‘Occupy Koch Town’ event planned for Wichita this weekend
02/16/2012 12:50 PM
02/16/2012 12:50 PM
Activists from across the country will gather this weekend in Wichita to attend a series of “Occupy Koch Town” events that will focus on energy, environmental and climate policies.
Yvonne Cather, one of the event coordinators, said the 500 people who have confirmed that they will be attending the event are coming from as far away as San Francisco, South Dakota and Washington, D.C. Cather said she was hoping that area residents would attend one or more of the events.
The group’s schedule shows that many of the activities will take place Saturday at the Grand Chapel, 828 N. Broadway. The group has scheduled a Saturday afternoon march to the Kansas Policy Institute at 250 N. Water, and will have a potluck lunch on Sunday at Chisholm Creek Park at 29th and Oliver.
Scheduled speakers will address a variety of climate and environmental issues, but a Koch Industries spokeswoman said she suspects the event is based on the false notion that Koch has played a role in the proposed Keystone-XL pipeline.
“As we have previously stated, Koch Industries has no financial stake in the Keystone pipeline, and we are not a party to its design or construction,” Koch spokeswoman Melissa Cohlmia said in a statement of the proposed 1,700-mile pipeline from Canada to the Gulf of Mexico. The Kansas portion of the pipeline has already been built and has been in operation for about a year.
One of the Occupy Koch Town fliers says, “Tell the Koch Brothers: No Keystone XL Pipeline.” But the schedule also mentions that the event “will include focused discussions of how energy policy is endangering our climate and ecosystem, and how corporate dominance of politics and distortion of science, exemplified by the Koch brothers, is perpetuating bad energy policy.”
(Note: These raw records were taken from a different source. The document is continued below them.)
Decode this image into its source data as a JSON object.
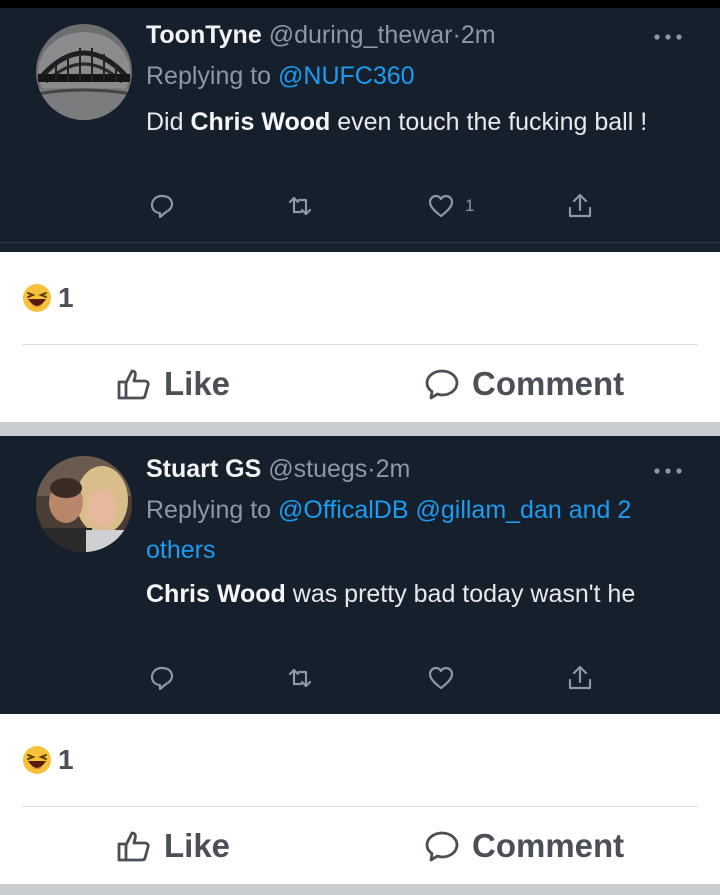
{
  "tweets": [
    {
      "name": "ToonTyne",
      "handle": "@during_thewar",
      "dot": "·",
      "time": "2m",
      "replying_prefix": "Replying to",
      "replying_to": "@NUFC360",
      "body_bold": "Chris Wood",
      "body_rest": "even touch the fucking ball !",
      "body_prefix": "Did",
      "likes": "1",
      "avatar_icon": "bridge-avatar-icon"
    },
    {
      "name": "Stuart GS",
      "handle": "@stuegs",
      "dot": "·",
      "time": "2m",
      "replying_prefix": "Replying to",
      "replying_to": "@OfficalDB @gillam_dan and 2 others",
      "body_bold": "Chris Wood",
      "body_rest": "was pretty bad today wasn't he",
      "likes": "",
      "avatar_icon": "couple-photo-avatar-icon"
    }
  ],
  "reactions": [
    {
      "count": "1",
      "icon": "laughing-emoji-icon"
    },
    {
      "count": "1",
      "icon": "laughing-emoji-icon"
    }
  ],
  "fb_actions": {
    "like_label": "Like",
    "comment_label": "Comment"
  },
  "colors": {
    "tweet_bg": "#16202d",
    "link": "#1d9bf0",
    "muted": "#8b98a5",
    "fb_text": "#4b4f56"
  }
}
Cather said all participating groups oppose the pipeline, but she said it was not the overriding factor it holding the event. The sponsors of Occupy Koch Town include the Kansas and Missouri chapters of the Sierra Club and the Occupy movements in Wichita, Lawrence, Kansas City, Tulsa, Oklahoma City and Barber County.
Koch Industries, based in Wichita, is one of the largest privately held companies in North America, with annual revenue of about $100 billion, according to Forbes magazine. It operates a number of businesses in about 60 countries, including oil refineries and pipelines. Charles Koch, its chairman and chief executive, and his brother, David, are longtime contributors to conservative causes.
Cohlmia said in her written statement that the protest “is a politically motivated attack and an attempt to harass and demonize an American company with 50,000 U.S.-based employees – 2,700 of those in Kansas. We would encourage the protesters to turn their attention to matters that are real and pressing such as excessive government spending, more than $15 trillion in federal debt, and onerous regulations that are crippling our nation.”